● About this exercise:
For every line in the data below that contains "style", copy the line.
********************
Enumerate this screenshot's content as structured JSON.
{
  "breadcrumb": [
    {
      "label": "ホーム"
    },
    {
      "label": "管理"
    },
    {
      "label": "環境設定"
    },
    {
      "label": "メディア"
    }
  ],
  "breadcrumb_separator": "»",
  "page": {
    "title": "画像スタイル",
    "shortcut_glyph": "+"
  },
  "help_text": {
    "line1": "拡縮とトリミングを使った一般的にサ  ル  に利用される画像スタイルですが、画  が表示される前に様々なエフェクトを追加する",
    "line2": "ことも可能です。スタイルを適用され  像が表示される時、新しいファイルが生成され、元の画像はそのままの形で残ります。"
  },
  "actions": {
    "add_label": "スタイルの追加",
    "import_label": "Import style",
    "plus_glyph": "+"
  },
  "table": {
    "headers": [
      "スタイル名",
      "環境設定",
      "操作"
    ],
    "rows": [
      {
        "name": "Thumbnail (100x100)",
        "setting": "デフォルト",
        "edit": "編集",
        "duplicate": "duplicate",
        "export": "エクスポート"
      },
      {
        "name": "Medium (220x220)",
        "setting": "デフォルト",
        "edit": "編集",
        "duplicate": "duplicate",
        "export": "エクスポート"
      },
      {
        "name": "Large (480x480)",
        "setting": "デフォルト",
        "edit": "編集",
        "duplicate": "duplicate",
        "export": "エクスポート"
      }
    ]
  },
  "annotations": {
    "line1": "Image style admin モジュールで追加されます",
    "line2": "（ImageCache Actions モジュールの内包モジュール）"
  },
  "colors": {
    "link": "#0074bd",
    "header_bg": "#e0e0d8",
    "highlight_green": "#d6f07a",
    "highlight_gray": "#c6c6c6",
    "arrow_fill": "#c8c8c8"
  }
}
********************
● Exercise response:
    "import_label": "Import style",
    "line1": "Image style admin モジュールで追加されます",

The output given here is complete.